[Opening Material provided section]
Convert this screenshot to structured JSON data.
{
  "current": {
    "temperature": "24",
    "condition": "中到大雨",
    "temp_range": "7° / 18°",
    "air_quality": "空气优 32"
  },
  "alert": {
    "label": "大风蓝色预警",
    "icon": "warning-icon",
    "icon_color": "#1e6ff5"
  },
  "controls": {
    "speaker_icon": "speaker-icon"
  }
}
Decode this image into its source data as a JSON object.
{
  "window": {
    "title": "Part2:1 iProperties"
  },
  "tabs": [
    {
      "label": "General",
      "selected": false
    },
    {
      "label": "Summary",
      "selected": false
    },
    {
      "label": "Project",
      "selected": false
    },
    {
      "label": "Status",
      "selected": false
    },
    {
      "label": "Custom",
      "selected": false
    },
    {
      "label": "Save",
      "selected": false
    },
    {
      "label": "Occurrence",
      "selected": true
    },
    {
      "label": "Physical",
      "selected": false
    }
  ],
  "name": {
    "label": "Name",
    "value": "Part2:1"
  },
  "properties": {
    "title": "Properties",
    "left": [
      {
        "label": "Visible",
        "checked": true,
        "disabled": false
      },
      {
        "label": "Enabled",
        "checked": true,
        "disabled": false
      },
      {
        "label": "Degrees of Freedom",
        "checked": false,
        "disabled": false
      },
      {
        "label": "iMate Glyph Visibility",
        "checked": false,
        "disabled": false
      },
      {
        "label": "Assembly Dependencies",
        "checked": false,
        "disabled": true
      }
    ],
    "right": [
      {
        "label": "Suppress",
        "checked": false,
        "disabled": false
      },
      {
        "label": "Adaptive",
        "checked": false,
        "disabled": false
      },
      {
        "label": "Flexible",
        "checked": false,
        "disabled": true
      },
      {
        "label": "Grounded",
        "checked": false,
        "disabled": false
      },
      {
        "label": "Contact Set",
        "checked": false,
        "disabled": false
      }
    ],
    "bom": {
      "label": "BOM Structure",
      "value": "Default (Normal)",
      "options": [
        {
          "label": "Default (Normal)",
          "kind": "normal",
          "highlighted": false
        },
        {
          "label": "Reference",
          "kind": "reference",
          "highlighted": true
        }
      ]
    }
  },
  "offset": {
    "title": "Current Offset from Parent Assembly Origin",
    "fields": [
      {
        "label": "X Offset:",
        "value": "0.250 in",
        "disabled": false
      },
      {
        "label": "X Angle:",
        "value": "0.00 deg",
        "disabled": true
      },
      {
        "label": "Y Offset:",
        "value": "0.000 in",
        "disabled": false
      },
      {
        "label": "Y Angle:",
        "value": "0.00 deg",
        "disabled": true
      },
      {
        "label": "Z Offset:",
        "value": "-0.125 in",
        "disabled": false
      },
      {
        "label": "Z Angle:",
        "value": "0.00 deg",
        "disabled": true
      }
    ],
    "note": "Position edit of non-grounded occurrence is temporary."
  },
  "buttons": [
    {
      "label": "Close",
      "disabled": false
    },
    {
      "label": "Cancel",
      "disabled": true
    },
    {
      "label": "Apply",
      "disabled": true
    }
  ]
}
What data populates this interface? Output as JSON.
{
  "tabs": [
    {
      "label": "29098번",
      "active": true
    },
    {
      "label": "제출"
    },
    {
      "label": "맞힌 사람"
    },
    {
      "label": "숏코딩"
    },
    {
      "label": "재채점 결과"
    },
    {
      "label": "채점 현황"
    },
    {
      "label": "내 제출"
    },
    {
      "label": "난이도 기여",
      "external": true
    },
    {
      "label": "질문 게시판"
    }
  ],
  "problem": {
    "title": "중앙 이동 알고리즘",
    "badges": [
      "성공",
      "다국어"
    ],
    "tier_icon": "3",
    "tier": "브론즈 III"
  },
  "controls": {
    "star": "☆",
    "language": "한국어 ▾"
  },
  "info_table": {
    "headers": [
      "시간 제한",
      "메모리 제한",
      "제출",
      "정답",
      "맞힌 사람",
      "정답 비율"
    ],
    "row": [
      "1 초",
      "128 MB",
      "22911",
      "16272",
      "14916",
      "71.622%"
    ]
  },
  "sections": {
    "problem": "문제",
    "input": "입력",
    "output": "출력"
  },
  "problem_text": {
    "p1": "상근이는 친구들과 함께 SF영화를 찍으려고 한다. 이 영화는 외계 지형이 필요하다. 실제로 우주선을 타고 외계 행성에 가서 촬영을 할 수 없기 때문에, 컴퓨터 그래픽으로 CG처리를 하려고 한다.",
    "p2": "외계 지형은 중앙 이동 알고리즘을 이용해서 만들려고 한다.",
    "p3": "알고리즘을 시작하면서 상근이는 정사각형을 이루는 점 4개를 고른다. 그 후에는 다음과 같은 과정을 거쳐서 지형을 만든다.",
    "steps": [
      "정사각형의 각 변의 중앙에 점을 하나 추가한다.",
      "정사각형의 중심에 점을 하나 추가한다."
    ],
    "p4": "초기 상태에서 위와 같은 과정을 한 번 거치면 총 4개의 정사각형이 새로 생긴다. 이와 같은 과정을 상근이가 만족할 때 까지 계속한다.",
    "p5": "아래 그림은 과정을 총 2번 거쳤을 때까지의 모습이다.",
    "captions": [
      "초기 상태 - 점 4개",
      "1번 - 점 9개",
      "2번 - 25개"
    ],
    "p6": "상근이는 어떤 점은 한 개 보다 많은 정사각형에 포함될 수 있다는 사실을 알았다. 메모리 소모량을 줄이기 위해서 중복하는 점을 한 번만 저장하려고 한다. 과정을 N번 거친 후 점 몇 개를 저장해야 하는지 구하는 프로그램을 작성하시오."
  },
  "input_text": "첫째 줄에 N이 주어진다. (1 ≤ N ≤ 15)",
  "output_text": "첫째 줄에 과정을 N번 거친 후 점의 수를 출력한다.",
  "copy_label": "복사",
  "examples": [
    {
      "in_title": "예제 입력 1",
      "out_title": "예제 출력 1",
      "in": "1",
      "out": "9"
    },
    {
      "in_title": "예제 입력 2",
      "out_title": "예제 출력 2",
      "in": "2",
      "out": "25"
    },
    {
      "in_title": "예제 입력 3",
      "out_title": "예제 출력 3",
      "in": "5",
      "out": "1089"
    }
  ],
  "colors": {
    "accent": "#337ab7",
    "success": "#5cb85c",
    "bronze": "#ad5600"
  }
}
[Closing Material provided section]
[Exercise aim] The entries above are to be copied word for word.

[Response to the exercise]
Convert this screenshot to structured JSON data.
{
  "current": {
    "temperature": "24",
    "condition": "中到大雨",
    "temp_range": "7° / 18°",
    "air_quality": "空气优 32"
  },
  "alert": {
    "label": "大风蓝色预警",
    "icon": "warning-icon",
    "icon_color": "#1e6ff5"
  },
  "controls": {
    "speaker_icon": "speaker-icon"
  }
}
Decode this image into its source data as a JSON object.
{
  "window": {
    "title": "Part2:1 iProperties"
  },
  "tabs": [
    {
      "label": "General",
      "selected": false
    },
    {
      "label": "Summary",
      "selected": false
    },
    {
      "label": "Project",
      "selected": false
    },
    {
      "label": "Status",
      "selected": false
    },
    {
      "label": "Custom",
      "selected": false
    },
    {
      "label": "Save",
      "selected": false
    },
    {
      "label": "Occurrence",
      "selected": true
    },
    {
      "label": "Physical",
      "selected": false
    }
  ],
  "name": {
    "label": "Name",
    "value": "Part2:1"
  },
  "properties": {
    "title": "Properties",
    "left": [
      {
        "label": "Visible",
        "checked": true,
        "disabled": false
      },
      {
        "label": "Enabled",
        "checked": true,
        "disabled": false
      },
      {
        "label": "Degrees of Freedom",
        "checked": false,
        "disabled": false
      },
      {
        "label": "iMate Glyph Visibility",
        "checked": false,
        "disabled": false
      },
      {
        "label": "Assembly Dependencies",
        "checked": false,
        "disabled": true
      }
    ],
    "right": [
      {
        "label": "Suppress",
        "checked": false,
        "disabled": false
      },
      {
        "label": "Adaptive",
        "checked": false,
        "disabled": false
      },
      {
        "label": "Flexible",
        "checked": false,
        "disabled": true
      },
      {
        "label": "Grounded",
        "checked": false,
        "disabled": false
      },
      {
        "label": "Contact Set",
        "checked": false,
        "disabled": false
      }
    ],
    "bom": {
      "label": "BOM Structure",
      "value": "Default (Normal)",
      "options": [
        {
          "label": "Default (Normal)",
          "kind": "normal",
          "highlighted": false
        },
        {
          "label": "Reference",
          "kind": "reference",
          "highlighted": true
        }
      ]
    }
  },
  "offset": {
    "title": "Current Offset from Parent Assembly Origin",
    "fields": [
      {
        "label": "X Offset:",
        "value": "0.250 in",
        "disabled": false
      },
      {
        "label": "X Angle:",
        "value": "0.00 deg",
        "disabled": true
      },
      {
        "label": "Y Offset:",
        "value": "0.000 in",
        "disabled": false
      },
      {
        "label": "Y Angle:",
        "value": "0.00 deg",
        "disabled": true
      },
      {
        "label": "Z Offset:",
        "value": "-0.125 in",
        "disabled": false
      },
      {
        "label": "Z Angle:",
        "value": "0.00 deg",
        "disabled": true
      }
    ],
    "note": "Position edit of non-grounded occurrence is temporary."
  },
  "buttons": [
    {
      "label": "Close",
      "disabled": false
    },
    {
      "label": "Cancel",
      "disabled": true
    },
    {
      "label": "Apply",
      "disabled": true
    }
  ]
}
What data populates this interface? Output as JSON.
{
  "tabs": [
    {
      "label": "29098번",
      "active": true
    },
    {
      "label": "제출"
    },
    {
      "label": "맞힌 사람"
    },
    {
      "label": "숏코딩"
    },
    {
      "label": "재채점 결과"
    },
    {
      "label": "채점 현황"
    },
    {
      "label": "내 제출"
    },
    {
      "label": "난이도 기여",
      "external": true
    },
    {
      "label": "질문 게시판"
    }
  ],
  "problem": {
    "title": "중앙 이동 알고리즘",
    "badges": [
      "성공",
      "다국어"
    ],
    "tier_icon": "3",
    "tier": "브론즈 III"
  },
  "controls": {
    "star": "☆",
    "language": "한국어 ▾"
  },
  "info_table": {
    "headers": [
      "시간 제한",
      "메모리 제한",
      "제출",
      "정답",
      "맞힌 사람",
      "정답 비율"
    ],
    "row": [
      "1 초",
      "128 MB",
      "22911",
      "16272",
      "14916",
      "71.622%"
    ]
  },
  "sections": {
    "problem": "문제",
    "input": "입력",
    "output": "출력"
  },
  "problem_text": {
    "p1": "상근이는 친구들과 함께 SF영화를 찍으려고 한다. 이 영화는 외계 지형이 필요하다. 실제로 우주선을 타고 외계 행성에 가서 촬영을 할 수 없기 때문에, 컴퓨터 그래픽으로 CG처리를 하려고 한다.",
    "p2": "외계 지형은 중앙 이동 알고리즘을 이용해서 만들려고 한다.",
    "p3": "알고리즘을 시작하면서 상근이는 정사각형을 이루는 점 4개를 고른다. 그 후에는 다음과 같은 과정을 거쳐서 지형을 만든다.",
    "steps": [
      "정사각형의 각 변의 중앙에 점을 하나 추가한다.",
      "정사각형의 중심에 점을 하나 추가한다."
    ],
    "p4": "초기 상태에서 위와 같은 과정을 한 번 거치면 총 4개의 정사각형이 새로 생긴다. 이와 같은 과정을 상근이가 만족할 때 까지 계속한다.",
    "p5": "아래 그림은 과정을 총 2번 거쳤을 때까지의 모습이다.",
    "captions": [
      "초기 상태 - 점 4개",
      "1번 - 점 9개",
      "2번 - 25개"
    ],
    "p6": "상근이는 어떤 점은 한 개 보다 많은 정사각형에 포함될 수 있다는 사실을 알았다. 메모리 소모량을 줄이기 위해서 중복하는 점을 한 번만 저장하려고 한다. 과정을 N번 거친 후 점 몇 개를 저장해야 하는지 구하는 프로그램을 작성하시오."
  },
  "input_text": "첫째 줄에 N이 주어진다. (1 ≤ N ≤ 15)",
  "output_text": "첫째 줄에 과정을 N번 거친 후 점의 수를 출력한다.",
  "copy_label": "복사",
  "examples": [
    {
      "in_title": "예제 입력 1",
      "out_title": "예제 출력 1",
      "in": "1",
      "out": "9"
    },
    {
      "in_title": "예제 입력 2",
      "out_title": "예제 출력 2",
      "in": "2",
      "out": "25"
    },
    {
      "in_title": "예제 입력 3",
      "out_title": "예제 출력 3",
      "in": "5",
      "out": "1089"
    }
  ],
  "colors": {
    "accent": "#337ab7",
    "success": "#5cb85c",
    "bronze": "#ad5600"
  }
}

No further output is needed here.